Dataset rows for apps and sites
---
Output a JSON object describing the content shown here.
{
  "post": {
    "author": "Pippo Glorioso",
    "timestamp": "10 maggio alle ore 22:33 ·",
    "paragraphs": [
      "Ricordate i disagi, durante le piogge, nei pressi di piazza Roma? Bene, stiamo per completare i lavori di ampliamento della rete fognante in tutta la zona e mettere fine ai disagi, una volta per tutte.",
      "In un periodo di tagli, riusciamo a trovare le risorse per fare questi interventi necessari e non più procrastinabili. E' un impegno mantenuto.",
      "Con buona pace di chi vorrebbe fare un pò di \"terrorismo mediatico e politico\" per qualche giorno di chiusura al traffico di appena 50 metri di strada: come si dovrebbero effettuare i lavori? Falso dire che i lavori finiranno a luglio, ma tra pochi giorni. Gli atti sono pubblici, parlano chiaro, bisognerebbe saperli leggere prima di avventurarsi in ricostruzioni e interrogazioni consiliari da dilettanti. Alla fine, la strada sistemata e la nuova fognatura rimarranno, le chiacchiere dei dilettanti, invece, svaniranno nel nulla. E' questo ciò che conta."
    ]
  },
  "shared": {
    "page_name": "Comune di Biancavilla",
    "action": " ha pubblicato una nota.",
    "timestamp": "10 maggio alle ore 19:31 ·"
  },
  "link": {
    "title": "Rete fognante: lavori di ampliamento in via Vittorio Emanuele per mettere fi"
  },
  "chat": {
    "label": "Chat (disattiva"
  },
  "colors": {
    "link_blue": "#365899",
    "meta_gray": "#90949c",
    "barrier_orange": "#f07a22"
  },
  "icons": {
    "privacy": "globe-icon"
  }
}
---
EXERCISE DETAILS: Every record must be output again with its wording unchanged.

RESPONSE TO THE EXERCISE:
Output a JSON object describing the content shown here.
{
  "post": {
    "author": "Pippo Glorioso",
    "timestamp": "10 maggio alle ore 22:33 ·",
    "paragraphs": [
      "Ricordate i disagi, durante le piogge, nei pressi di piazza Roma? Bene, stiamo per completare i lavori di ampliamento della rete fognante in tutta la zona e mettere fine ai disagi, una volta per tutte.",
      "In un periodo di tagli, riusciamo a trovare le risorse per fare questi interventi necessari e non più procrastinabili. E' un impegno mantenuto.",
      "Con buona pace di chi vorrebbe fare un pò di \"terrorismo mediatico e politico\" per qualche giorno di chiusura al traffico di appena 50 metri di strada: come si dovrebbero effettuare i lavori? Falso dire che i lavori finiranno a luglio, ma tra pochi giorni. Gli atti sono pubblici, parlano chiaro, bisognerebbe saperli leggere prima di avventurarsi in ricostruzioni e interrogazioni consiliari da dilettanti. Alla fine, la strada sistemata e la nuova fognatura rimarranno, le chiacchiere dei dilettanti, invece, svaniranno nel nulla. E' questo ciò che conta."
    ]
  },
  "shared": {
    "page_name": "Comune di Biancavilla",
    "action": " ha pubblicato una nota.",
    "timestamp": "10 maggio alle ore 19:31 ·"
  },
  "link": {
    "title": "Rete fognante: lavori di ampliamento in via Vittorio Emanuele per mettere fi"
  },
  "chat": {
    "label": "Chat (disattiva"
  },
  "colors": {
    "link_blue": "#365899",
    "meta_gray": "#90949c",
    "barrier_orange": "#f07a22"
  },
  "icons": {
    "privacy": "globe-icon"
  }
}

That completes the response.